WORK TASK | A faithful, complete copy of the entries below is required, with images removed.
RECORDS: Begin
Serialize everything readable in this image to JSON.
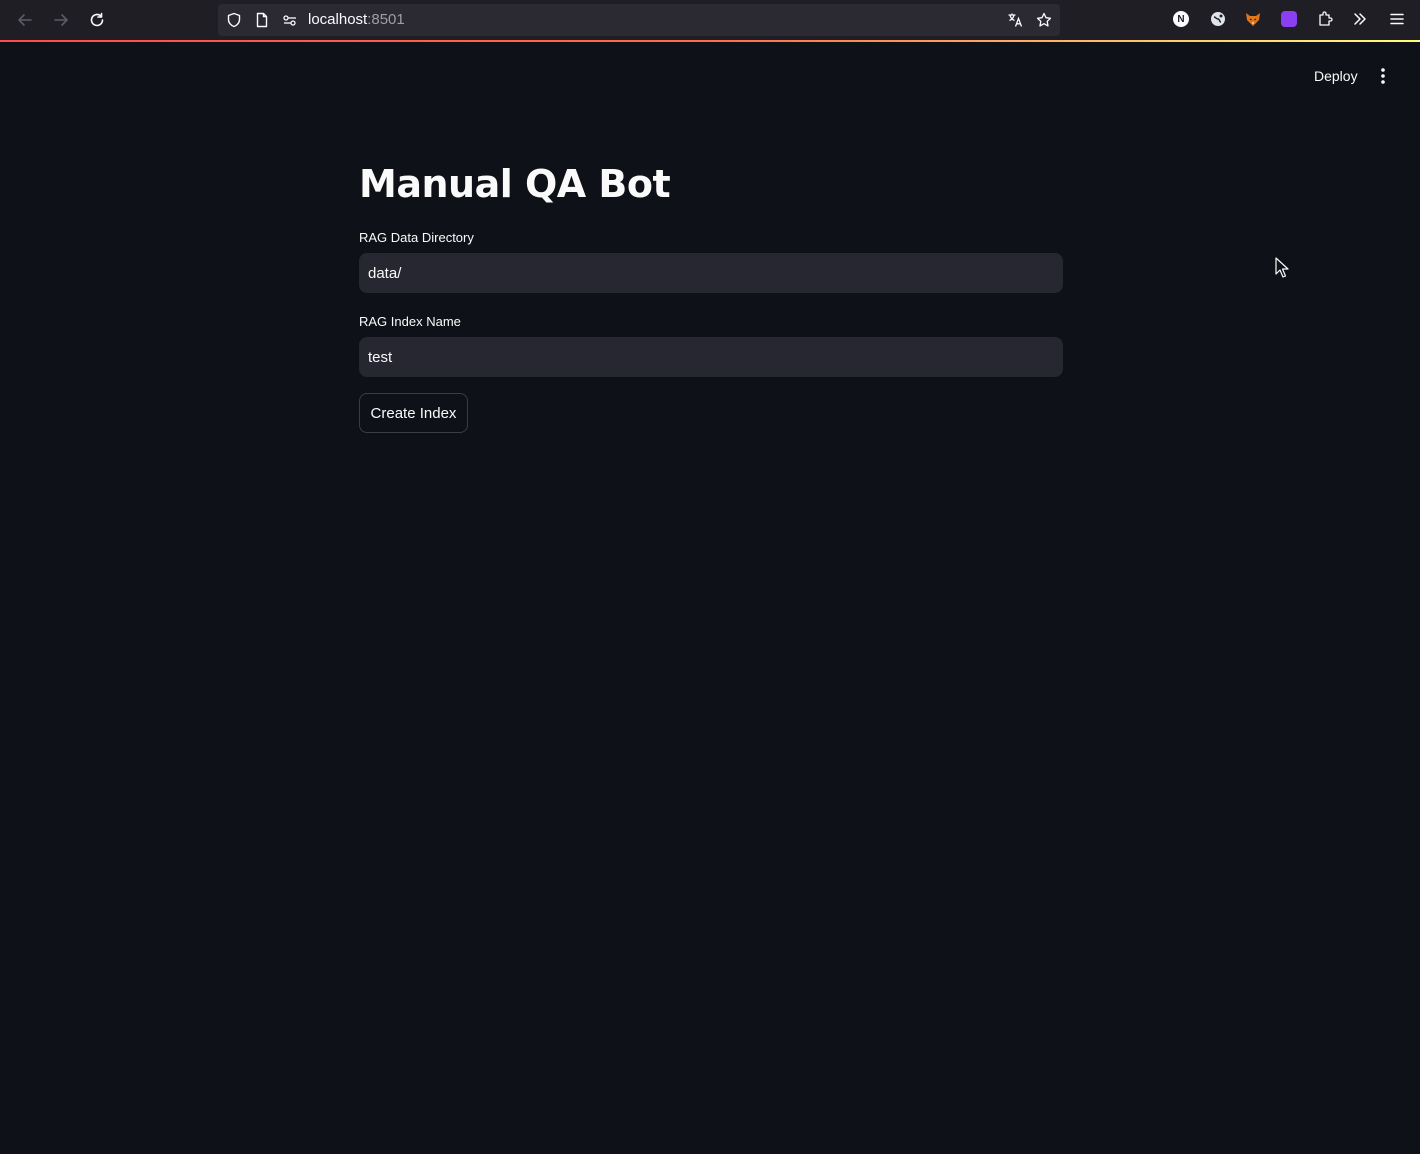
{
  "browser": {
    "url_host": "localhost",
    "url_port": ":8501",
    "icons": {
      "back": "arrow-left-icon",
      "forward": "arrow-right-icon",
      "reload": "reload-icon",
      "tracking_protection": "shield-icon",
      "page_info": "page-icon",
      "permissions": "permissions-icon",
      "translate": "translate-icon",
      "bookmark": "star-icon",
      "extensions": "puzzle-icon",
      "overflow": "chevrons-right-icon",
      "menu": "hamburger-menu-icon"
    },
    "extension_n_letter": "N"
  },
  "header": {
    "deploy_label": "Deploy",
    "menu_icon": "vertical-dots-icon"
  },
  "main": {
    "title": "Manual QA Bot",
    "data_dir": {
      "label": "RAG Data Directory",
      "value": "data/"
    },
    "index_name": {
      "label": "RAG Index Name",
      "value": "test"
    },
    "create_button_label": "Create Index"
  },
  "colors": {
    "background": "#0e1117",
    "input_background": "#262730",
    "text": "#fafafa",
    "accent_red": "#ff4b4b",
    "accent_yellow": "#fffd80"
  }
}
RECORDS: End
WRITTEN SOLUTION |
Serialize everything readable in this image to JSON.
{
  "browser": {
    "url_host": "localhost",
    "url_port": ":8501",
    "icons": {
      "back": "arrow-left-icon",
      "forward": "arrow-right-icon",
      "reload": "reload-icon",
      "tracking_protection": "shield-icon",
      "page_info": "page-icon",
      "permissions": "permissions-icon",
      "translate": "translate-icon",
      "bookmark": "star-icon",
      "extensions": "puzzle-icon",
      "overflow": "chevrons-right-icon",
      "menu": "hamburger-menu-icon"
    },
    "extension_n_letter": "N"
  },
  "header": {
    "deploy_label": "Deploy",
    "menu_icon": "vertical-dots-icon"
  },
  "main": {
    "title": "Manual QA Bot",
    "data_dir": {
      "label": "RAG Data Directory",
      "value": "data/"
    },
    "index_name": {
      "label": "RAG Index Name",
      "value": "test"
    },
    "create_button_label": "Create Index"
  },
  "colors": {
    "background": "#0e1117",
    "input_background": "#262730",
    "text": "#fafafa",
    "accent_red": "#ff4b4b",
    "accent_yellow": "#fffd80"
  }
}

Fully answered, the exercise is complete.